The promoters of this cultural and sporting vandalism are seeking $100,000 to change the name for just two years, as part of a naming rights deal. The Mayor Justin Lester supports it as does Councilor Fleur Fitzsimons, both of who are on the Basin Reserve Trust.
Fortunately there are some people with a sense of humour who are also raising money to change the name to, “Crickety McCricketface”. However Councilor Fitzsimons says “Crickety McCricketface” is unlikely to be approved. As trustees both Justin and Fleur should absent themselves from any decision about naming rights, because there may well be other bids, possibly from a yet to be formed “Basin Reserve” group, and they would be seen as prejudiced assessors.
How on earth would comedian John Oliver handle this?
Name changing lunacy is actually rather too prevalent in the capital. We had a Vice Chancellor, from Auckland, who tried to change the name of Victoria University of Wellington, but was blocked by Education Minister Chris Hipkins.
It would be great if the same Minister wearing his State Service hat, stopped the Government from changing the names of government departments. In my working life time we have had the Department of Agriculture become: the Ministry of Agriculture and Fisheries, the Ministry of Agriculture and Forestry (Still MAF) , the Ministry of Agriculture, Forestry and Fisheries, become the Ministry of Primary Industries, as ministries were created, merged and demerged.
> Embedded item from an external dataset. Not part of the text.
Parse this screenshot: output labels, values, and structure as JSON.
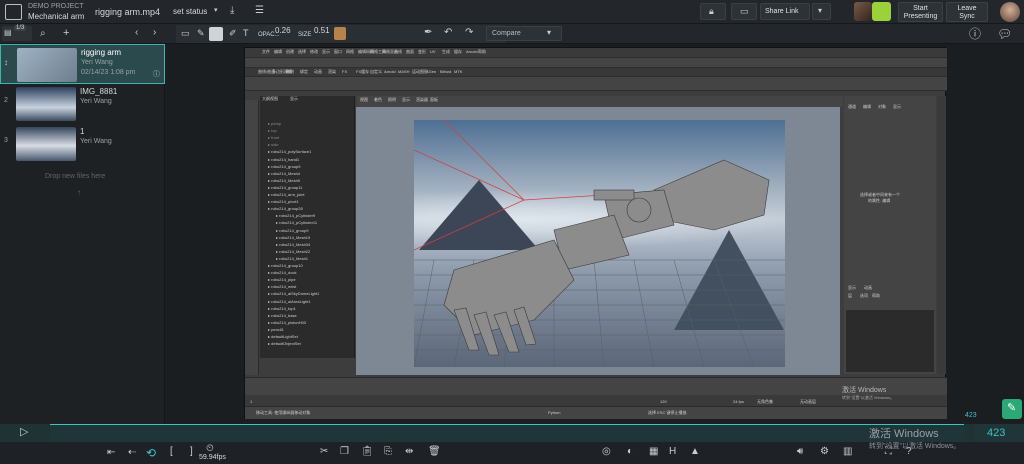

There was the Department of Industries and Commerce become Trade and Industry, then the Ministry of Commerce, then the Ministry of Economic Development and finally this mouthful, the Ministry of Business, Innovation and Employment (MBIE)
Then there was the “Child, Youth and Family (CYF), (New Zealand) agency, which became the Ministry for Vulnerable Children and then renamed “Oranga Tamariki – Ministry for Children,” all within a matter of months. Aside from the massive costs of these politically driven name changes, there is also the massive confusion they create in the public mind.
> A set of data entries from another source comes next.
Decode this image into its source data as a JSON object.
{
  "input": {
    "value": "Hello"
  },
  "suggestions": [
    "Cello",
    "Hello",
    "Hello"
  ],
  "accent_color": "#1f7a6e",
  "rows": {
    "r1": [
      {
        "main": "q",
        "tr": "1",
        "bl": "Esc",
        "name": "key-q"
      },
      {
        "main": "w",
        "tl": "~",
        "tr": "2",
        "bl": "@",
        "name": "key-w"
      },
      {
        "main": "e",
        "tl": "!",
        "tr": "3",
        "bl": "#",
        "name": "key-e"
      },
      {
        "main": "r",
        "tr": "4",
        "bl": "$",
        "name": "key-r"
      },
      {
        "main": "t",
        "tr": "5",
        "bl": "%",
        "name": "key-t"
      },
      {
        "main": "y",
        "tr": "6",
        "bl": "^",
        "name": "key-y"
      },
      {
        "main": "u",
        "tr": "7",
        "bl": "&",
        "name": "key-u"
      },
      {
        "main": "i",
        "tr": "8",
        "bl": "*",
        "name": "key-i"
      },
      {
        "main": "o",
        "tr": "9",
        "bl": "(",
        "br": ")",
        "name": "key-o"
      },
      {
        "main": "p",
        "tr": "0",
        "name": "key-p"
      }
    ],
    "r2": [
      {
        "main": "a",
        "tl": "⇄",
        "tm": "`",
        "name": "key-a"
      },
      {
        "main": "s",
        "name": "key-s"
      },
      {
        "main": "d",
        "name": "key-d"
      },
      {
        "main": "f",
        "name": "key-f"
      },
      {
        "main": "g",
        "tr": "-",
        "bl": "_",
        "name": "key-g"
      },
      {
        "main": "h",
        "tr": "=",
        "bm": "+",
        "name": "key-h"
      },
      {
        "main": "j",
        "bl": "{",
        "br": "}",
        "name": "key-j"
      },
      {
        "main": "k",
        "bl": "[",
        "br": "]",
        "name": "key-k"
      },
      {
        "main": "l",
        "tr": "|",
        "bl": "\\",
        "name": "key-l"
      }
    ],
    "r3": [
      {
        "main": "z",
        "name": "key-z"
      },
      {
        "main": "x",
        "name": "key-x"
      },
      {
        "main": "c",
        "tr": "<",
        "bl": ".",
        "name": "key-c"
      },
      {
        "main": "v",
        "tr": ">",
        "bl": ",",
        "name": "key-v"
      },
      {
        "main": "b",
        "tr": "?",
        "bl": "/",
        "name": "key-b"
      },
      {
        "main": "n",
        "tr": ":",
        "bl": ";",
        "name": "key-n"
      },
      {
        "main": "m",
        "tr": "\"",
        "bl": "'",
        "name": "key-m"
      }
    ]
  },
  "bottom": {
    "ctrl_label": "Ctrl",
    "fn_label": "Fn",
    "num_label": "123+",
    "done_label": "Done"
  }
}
In sharp contract in the USA they basically keep names such as the USDA, their department of agriculture, which was founded in 1862, and their foreign affairs State Department, established in 1789.
Our Parliament recently changed the Education Act so any university wanting to change its name must first get a Parliamentary vote, a tough test.
I suggest an Act should be passed that prohibited state agencies names being changed unless there is a super majority in Parliament – say 60%. That would cut down on endless mergers and demergers and name changes as well. A big win for taxpayers!!